The official 2010 council race for Lexington's 10th District pits a retired Lexington firefighter drawing a pension against an incumbent who has made a campaign issue of the shortage in the public safety workers' pension fund.
However, the two relative newcomers, Doug Martin and Kevin Williams, appear to see eye-to-eye on issues such as crime rates, street funds, road signs and parks.
Now, a third candidate has emerged. Former councilwoman Sandy Shafer, who withdrew from the primary race for health reasons, said Wednesday she has registered to run as a write-in candidate.
Since the primary, Williams and Martin have mostly sparred about pension fund issues.
Martin, the incumbent, was appointed 10th District councilman in 2008 by Mayor Jim Newberry after Don Blevins Jr. resigned during his second term to become the Fayette County Clerk.
His opponent, Williams, is a retired firefighter who was stationed in the 10th District at fire station No. 11 on Harrodsburg Road for several years.
In the primary, Martin had 2,095 votes, Shafer, 1,903 and Williams 775.
Williams moved to Lexington about four years ago from Irvine, where he was a member of the city council for four years. He is supported by the Fraternal Order of Police and the Fraternal Order of Firefighters, the city's public safety unions. As of Oct. 20, he said he had raised $15,714.
Lexington native Martin is supported by Lexingtonians including former vice mayor Isabel Yates, former school superintendent Ron Walton and Alan Stein, founder and president of the Lexington Legends.
Martin had raised $9,470 for the general election as of Oct. 1 which included $3,410 left over from the primary election, he said. He didn't have his most recent numbers on hand Wednesday night, but he estimated he had raised around $5,000 more since then.
Both candidates say they support increasing funds to fix crumbling roads. They would like to widen Harrodsburg Road, which borders the district and often has traffic jams during rush hours.
Both would like to get money for storm sewers for the district to eliminate standing sewage in the streets and in houses during heavy rains.
And both candidates said they recognize that vandalism and thefts from vehicles and open garages have increased in recent years. They agree the problem could be better managed through education and prevention.
A big difference between the candidates is their opinions of the city's pension fund, which Martin calls "the single largest problem facing Lexington."
"We cannot afford to have a system that is leaking this much money," he said.

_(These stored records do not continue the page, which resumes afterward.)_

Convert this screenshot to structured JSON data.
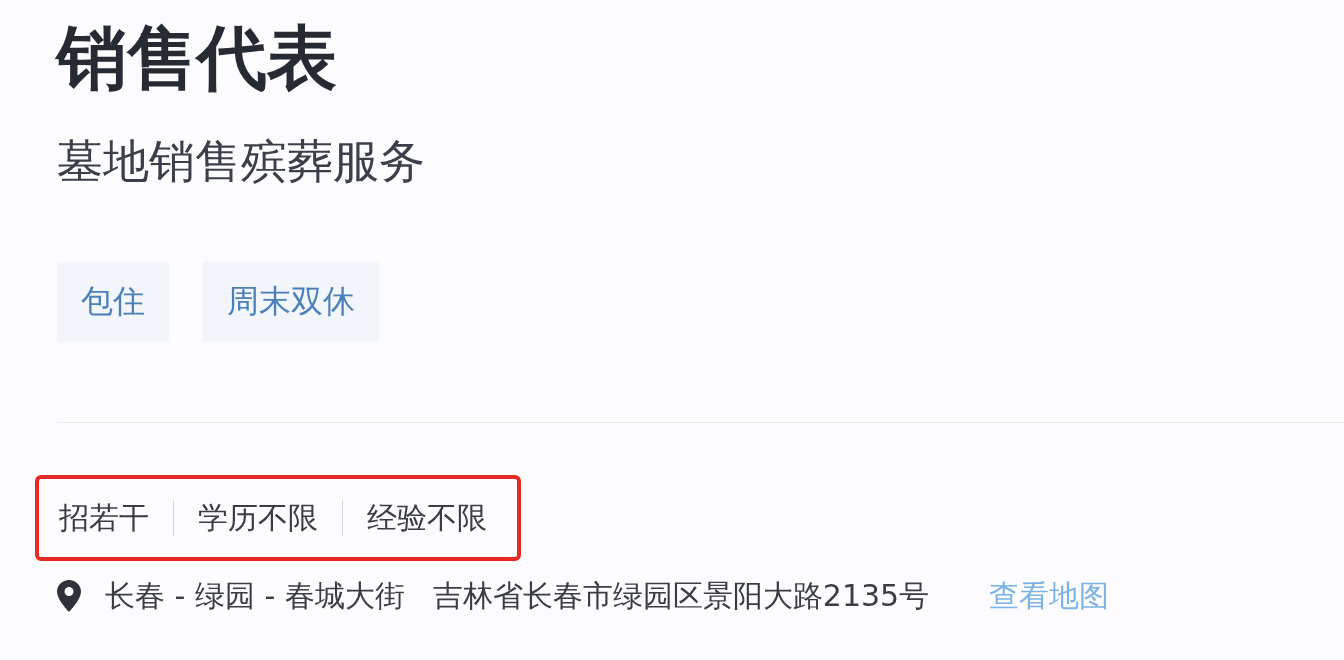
{
  "job": {
    "title": "销售代表",
    "subtitle": "墓地销售殡葬服务"
  },
  "tags": [
    "包住",
    "周末双休"
  ],
  "requirements": {
    "highlighted": true,
    "items": [
      "招若干",
      "学历不限",
      "经验不限"
    ]
  },
  "location": {
    "area": "长春 - 绿园 - 春城大街",
    "address": "吉林省长春市绿园区景阳大路2135号",
    "map_link": "查看地图"
  }
}
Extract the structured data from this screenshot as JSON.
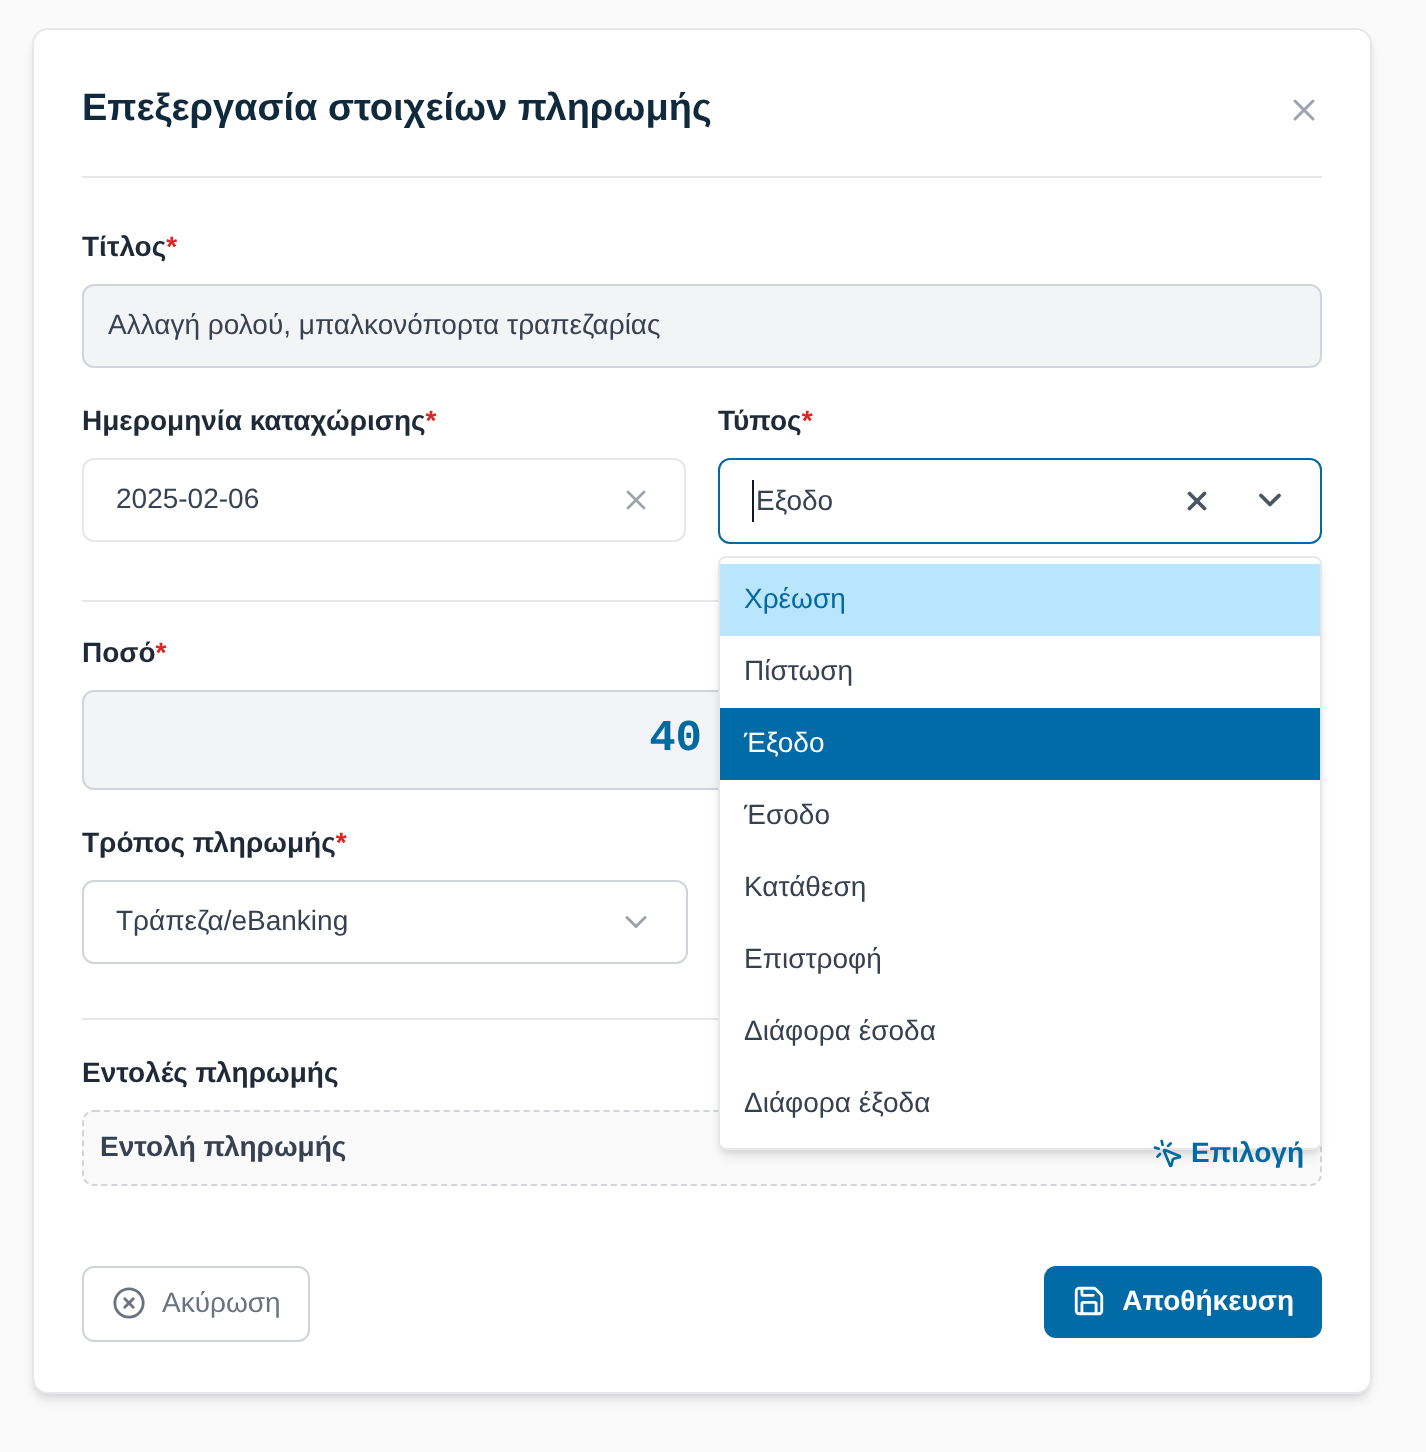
{
  "dialog": {
    "title": "Επεξεργασία στοιχείων πληρωμής"
  },
  "title_field": {
    "label": "Τίτλος",
    "required_mark": "*",
    "value": "Αλλαγή ρολού, μπαλκονόπορτα τραπεζαρίας"
  },
  "date_field": {
    "label": "Ημερομηνία καταχώρισης",
    "required_mark": "*",
    "value": "2025-02-06"
  },
  "type_field": {
    "label": "Τύπος",
    "required_mark": "*",
    "value": "Εξοδο",
    "expanded": true,
    "options": [
      {
        "label": "Χρέωση",
        "selected": false,
        "hovered": true
      },
      {
        "label": "Πίστωση",
        "selected": false,
        "hovered": false
      },
      {
        "label": "Έξοδο",
        "selected": true,
        "hovered": false
      },
      {
        "label": "Έσοδο",
        "selected": false,
        "hovered": false
      },
      {
        "label": "Κατάθεση",
        "selected": false,
        "hovered": false
      },
      {
        "label": "Επιστροφή",
        "selected": false,
        "hovered": false
      },
      {
        "label": "Διάφορα έσοδα",
        "selected": false,
        "hovered": false
      },
      {
        "label": "Διάφορα έξοδα",
        "selected": false,
        "hovered": false
      }
    ]
  },
  "amount_field": {
    "label": "Ποσό",
    "required_mark": "*",
    "value": "40"
  },
  "payment_method": {
    "label": "Τρόπος πληρωμής",
    "required_mark": "*",
    "value": "Τράπεζα/eBanking"
  },
  "payment_orders": {
    "label": "Εντολές πληρωμής",
    "item": "Εντολή πληρωμής",
    "action": "Επιλογή"
  },
  "buttons": {
    "cancel": "Ακύρωση",
    "save": "Αποθήκευση"
  }
}
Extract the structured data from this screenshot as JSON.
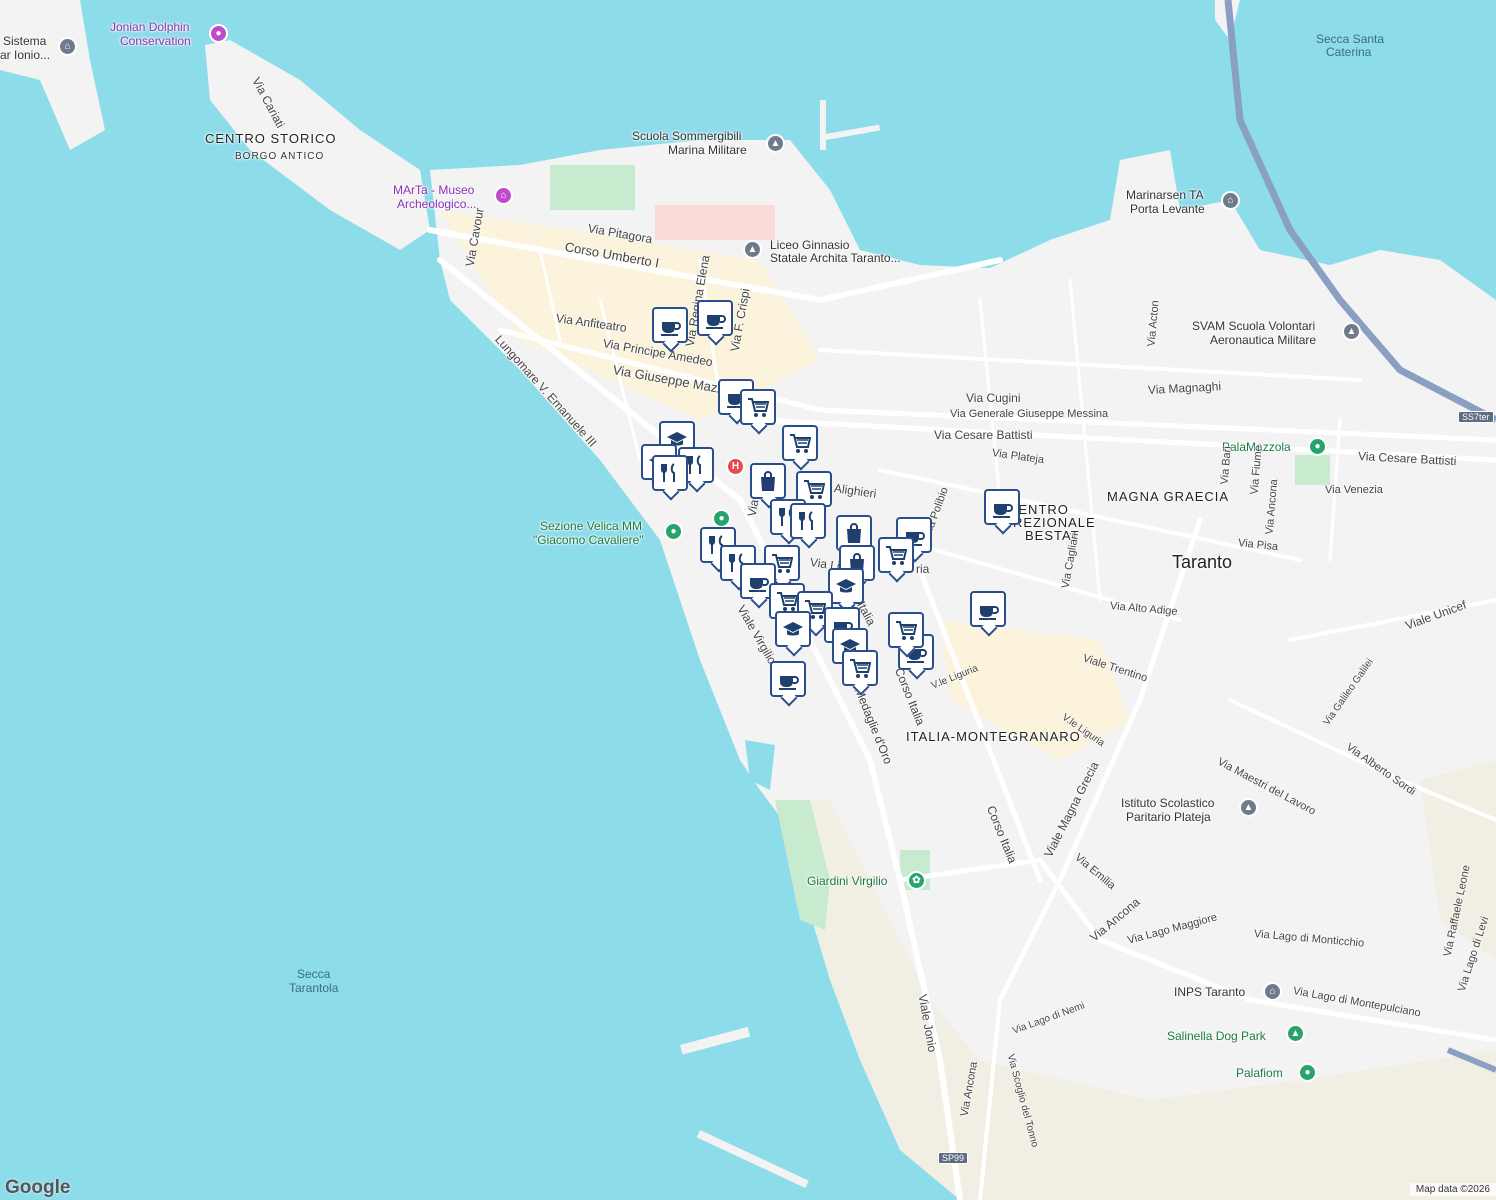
{
  "map": {
    "attribution": "Map data ©2026",
    "logo": "Google",
    "colors": {
      "water": "#8ddcea",
      "land": "#f3f3f4",
      "park": "#c8ebcf",
      "sand": "#f1efe4",
      "highway": "#8a9fc2",
      "marker_border": "#2a4e8c"
    }
  },
  "places": [
    {
      "key": "sistema",
      "text": "Sistema"
    },
    {
      "key": "polo",
      "text": "ar Ionio..."
    },
    {
      "key": "dolphin1",
      "text": "Jonian Dolphin"
    },
    {
      "key": "dolphin2",
      "text": "Conservation"
    },
    {
      "key": "centro",
      "text": "CENTRO STORICO"
    },
    {
      "key": "borgo",
      "text": "BORGO ANTICO"
    },
    {
      "key": "marta1",
      "text": "MArTa - Museo"
    },
    {
      "key": "marta2",
      "text": "Archeologico..."
    },
    {
      "key": "scuola1",
      "text": "Scuola Sommergibili"
    },
    {
      "key": "scuola2",
      "text": "Marina Militare"
    },
    {
      "key": "liceo1",
      "text": "Liceo Ginnasio"
    },
    {
      "key": "liceo2",
      "text": "Statale Archita Taranto..."
    },
    {
      "key": "secca1",
      "text": "Secca Santa"
    },
    {
      "key": "secca2",
      "text": "Caterina"
    },
    {
      "key": "marinarsen1",
      "text": "Marinarsen TA"
    },
    {
      "key": "marinarsen2",
      "text": "Porta Levante"
    },
    {
      "key": "svam1",
      "text": "SVAM Scuola Volontari"
    },
    {
      "key": "svam2",
      "text": "Aeronautica Militare"
    },
    {
      "key": "palamazzola",
      "text": "PalaMazzola"
    },
    {
      "key": "magna",
      "text": "MAGNA GRAECIA"
    },
    {
      "key": "taranto",
      "text": "Taranto"
    },
    {
      "key": "direz1",
      "text": "CENTRO"
    },
    {
      "key": "direz2",
      "text": "DIREZIONALE"
    },
    {
      "key": "direz3",
      "text": "BESTAT"
    },
    {
      "key": "velica1",
      "text": "Sezione Velica MM"
    },
    {
      "key": "velica2",
      "text": "\"Giacomo Cavaliere\""
    },
    {
      "key": "italia",
      "text": "ITALIA-MONTEGRANARO"
    },
    {
      "key": "plateja1",
      "text": "Istituto Scolastico"
    },
    {
      "key": "plateja2",
      "text": "Paritario Plateja"
    },
    {
      "key": "virgilio",
      "text": "Giardini Virgilio"
    },
    {
      "key": "inps",
      "text": "INPS Taranto"
    },
    {
      "key": "salinella",
      "text": "Salinella Dog Park"
    },
    {
      "key": "palafiom",
      "text": "Palafiom"
    },
    {
      "key": "tarantola1",
      "text": "Secca"
    },
    {
      "key": "tarantola2",
      "text": "Tarantola"
    }
  ],
  "streets": [
    {
      "key": "cariati",
      "text": "Via Cariati"
    },
    {
      "key": "pitagora",
      "text": "Via Pitagora"
    },
    {
      "key": "umberto",
      "text": "Corso Umberto I"
    },
    {
      "key": "cavour",
      "text": "Via Cavour"
    },
    {
      "key": "anfiteatro",
      "text": "Via Anfiteatro"
    },
    {
      "key": "amedeo",
      "text": "Via Principe Amedeo"
    },
    {
      "key": "mazzini",
      "text": "Via Giuseppe Mazzini"
    },
    {
      "key": "regina",
      "text": "Via Regina Elena"
    },
    {
      "key": "crispi",
      "text": "Via F. Crispi"
    },
    {
      "key": "lungomare",
      "text": "Lungomare V. Emanuele III"
    },
    {
      "key": "cugini",
      "text": "Via Cugini"
    },
    {
      "key": "magnaghi",
      "text": "Via Magnaghi"
    },
    {
      "key": "messina",
      "text": "Via Generale Giuseppe Messina"
    },
    {
      "key": "battisti1",
      "text": "Via Cesare Battisti"
    },
    {
      "key": "battisti2",
      "text": "Via Cesare Battisti"
    },
    {
      "key": "plateja",
      "text": "Via Plateja"
    },
    {
      "key": "acton",
      "text": "Via Acton"
    },
    {
      "key": "alighieri",
      "text": "Alighieri"
    },
    {
      "key": "venezia",
      "text": "Via Venezia"
    },
    {
      "key": "bari",
      "text": "Via Bari"
    },
    {
      "key": "fiume",
      "text": "Via Fiume"
    },
    {
      "key": "ancona1",
      "text": "Via Ancona"
    },
    {
      "key": "pisa",
      "text": "Via Pisa"
    },
    {
      "key": "polibio",
      "text": "Via Polibio"
    },
    {
      "key": "cagliari",
      "text": "Via Cagliari"
    },
    {
      "key": "altoadige",
      "text": "Via Alto Adige"
    },
    {
      "key": "unicef",
      "text": "Viale Unicef"
    },
    {
      "key": "trentino",
      "text": "Viale Trentino"
    },
    {
      "key": "liguria1",
      "text": "V.le Liguria"
    },
    {
      "key": "liguria2",
      "text": "V.le Liguria"
    },
    {
      "key": "galilei",
      "text": "Via Galileo Galilei"
    },
    {
      "key": "sordi",
      "text": "Via Alberto Sordi"
    },
    {
      "key": "maestri",
      "text": "Via Maestri del Lavoro"
    },
    {
      "key": "medaglie",
      "text": "Medaglie d'Oro"
    },
    {
      "key": "corso1",
      "text": "Corso Italia"
    },
    {
      "key": "corso2",
      "text": "Corso Italia"
    },
    {
      "key": "magnagrecia",
      "text": "Viale Magna Grecia"
    },
    {
      "key": "emilia",
      "text": "Via Emilia"
    },
    {
      "key": "ancona2",
      "text": "Via Ancona"
    },
    {
      "key": "maggiore",
      "text": "Via Lago Maggiore"
    },
    {
      "key": "monticchio",
      "text": "Via Lago di Monticchio"
    },
    {
      "key": "montepulciano",
      "text": "Via Lago di Montepulciano"
    },
    {
      "key": "nemi",
      "text": "Via Lago di Nemi"
    },
    {
      "key": "leone",
      "text": "Via Raffaele Leone"
    },
    {
      "key": "levi",
      "text": "Via Lago di Levi"
    },
    {
      "key": "jonio",
      "text": "Viale Jonio"
    },
    {
      "key": "ancona3",
      "text": "Via Ancona"
    },
    {
      "key": "scoglio",
      "text": "Via Scoglio del Tonno"
    },
    {
      "key": "virgilio_st",
      "text": "Viale Virgilio"
    },
    {
      "key": "italia_st",
      "text": "Italia"
    },
    {
      "key": "nitti",
      "text": "Via Nitti"
    },
    {
      "key": "ligia",
      "text": "Via Ligia"
    },
    {
      "key": "ria",
      "text": "ria"
    }
  ],
  "shields": [
    {
      "key": "ss7ter",
      "text": "SS7ter"
    },
    {
      "key": "sp99",
      "text": "SP99"
    }
  ],
  "markers": [
    {
      "type": "coffee-icon"
    },
    {
      "type": "coffee-icon"
    },
    {
      "type": "coffee-icon"
    },
    {
      "type": "cart-icon"
    },
    {
      "type": "cart-icon"
    },
    {
      "type": "school-icon"
    },
    {
      "type": "restaurant-icon"
    },
    {
      "type": "school-icon"
    },
    {
      "type": "restaurant-icon"
    },
    {
      "type": "bag-icon"
    },
    {
      "type": "cart-icon"
    },
    {
      "type": "restaurant-icon"
    },
    {
      "type": "restaurant-icon"
    },
    {
      "type": "bag-icon"
    },
    {
      "type": "coffee-icon"
    },
    {
      "type": "bag-icon"
    },
    {
      "type": "cart-icon"
    },
    {
      "type": "restaurant-icon"
    },
    {
      "type": "restaurant-icon"
    },
    {
      "type": "cart-icon"
    },
    {
      "type": "coffee-icon"
    },
    {
      "type": "cart-icon"
    },
    {
      "type": "school-icon"
    },
    {
      "type": "cart-icon"
    },
    {
      "type": "school-icon"
    },
    {
      "type": "coffee-icon"
    },
    {
      "type": "school-icon"
    },
    {
      "type": "cart-icon"
    },
    {
      "type": "coffee-icon"
    },
    {
      "type": "coffee-icon"
    },
    {
      "type": "coffee-icon"
    },
    {
      "type": "coffee-icon"
    },
    {
      "type": "cart-icon"
    }
  ]
}
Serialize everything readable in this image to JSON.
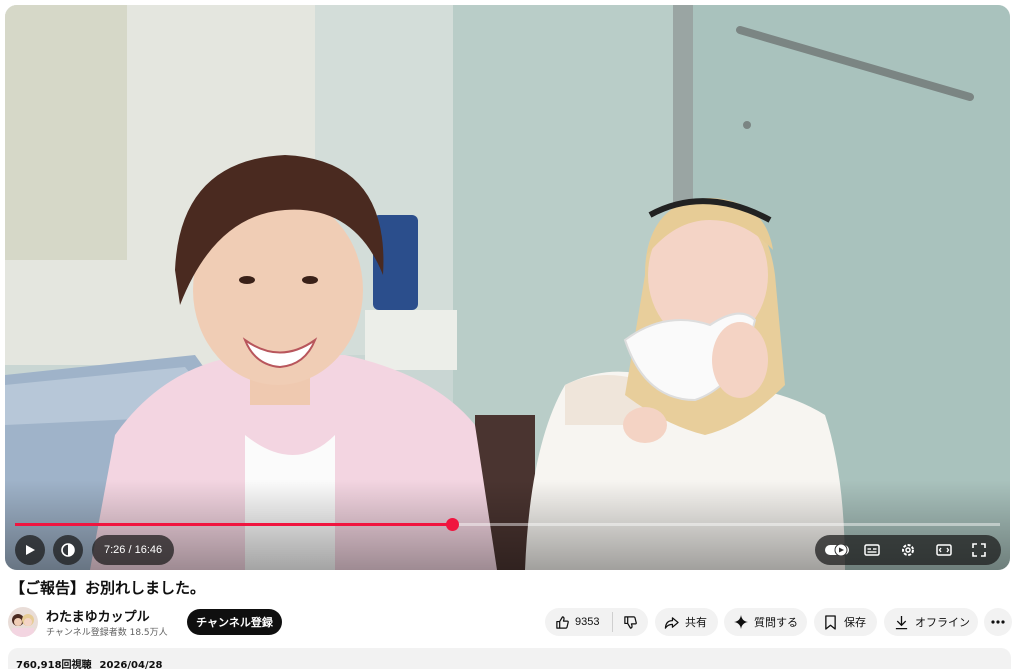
{
  "player": {
    "time_display": "7:26 / 16:46",
    "progress_fraction": 0.4433
  },
  "video": {
    "title": "【ご報告】お別れしました。",
    "views": "760,918回視聴",
    "date": "2026/04/28"
  },
  "channel": {
    "name": "わたまゆカップル",
    "subscribers": "チャンネル登録者数 18.5万人",
    "subscribe_label": "チャンネル登録"
  },
  "actions": {
    "like_count": "9353",
    "share_label": "共有",
    "ask_label": "質問する",
    "save_label": "保存",
    "offline_label": "オフライン"
  },
  "colors": {
    "progress": "#f0153f",
    "subscribe_bg": "#0f0f0f",
    "pill_bg": "#f2f2f2"
  },
  "icons": [
    "play-icon",
    "volume-icon",
    "autoplay-toggle-icon",
    "subtitles-icon",
    "settings-icon",
    "theater-icon",
    "fullscreen-icon",
    "like-icon",
    "dislike-icon",
    "share-icon",
    "sparkle-icon",
    "save-icon",
    "download-icon",
    "more-icon"
  ]
}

Both candidates agree the problem began years ago, when the city failed to match contributions to the pension fund made by police officers and firefighters.
"It's like a credit card," Williams said. "It's been a due bill for several administrations."
The debt has now topped $300 million, Martin said, an amount that could bankrupt the pension system and cripple the city's growth.
In 2009, the city borrowed more than $70 million to shore up the fund, Martin said, which did not cover the more than an $80 million increase in unfunded liability.
"There's never going to be enough money to catch this," he said.
While Williams acknowledged that changes to the fund need to be made, he said Martin's numbers were inaccurate and that he was exaggerating the problem.
"There's plenty of money over here to run the city. It's just being financially responsible and being transparent about it and holding people accountable ... on their spending," he said.
'A good system'
Williams said public safety employees were willing to work with the administration to make changes, but so far there had been no solutions acceptable to the city's thousands of emergency workers and retirees.
"It's a good system that needs some tweaking," he said.
Part of the problem, Martin said, is there is a low threshold for firefighters and police officers to retire with disability pay. But Williams, who said he was forced to retire after shoulder and knee surgeries, said emergency workers have to be at 100 percent of their ability to do their jobs.
Both candidates cited each others' connections as the reason for their views on the pension fund.
The firefighters and police "are supporting my opponent in this election because I think they want their representative on the council," Martin said.
Williams credited Martin's support of Newberry as the reason for his stance.
"He was appointed," Williams said. "He has to say those things."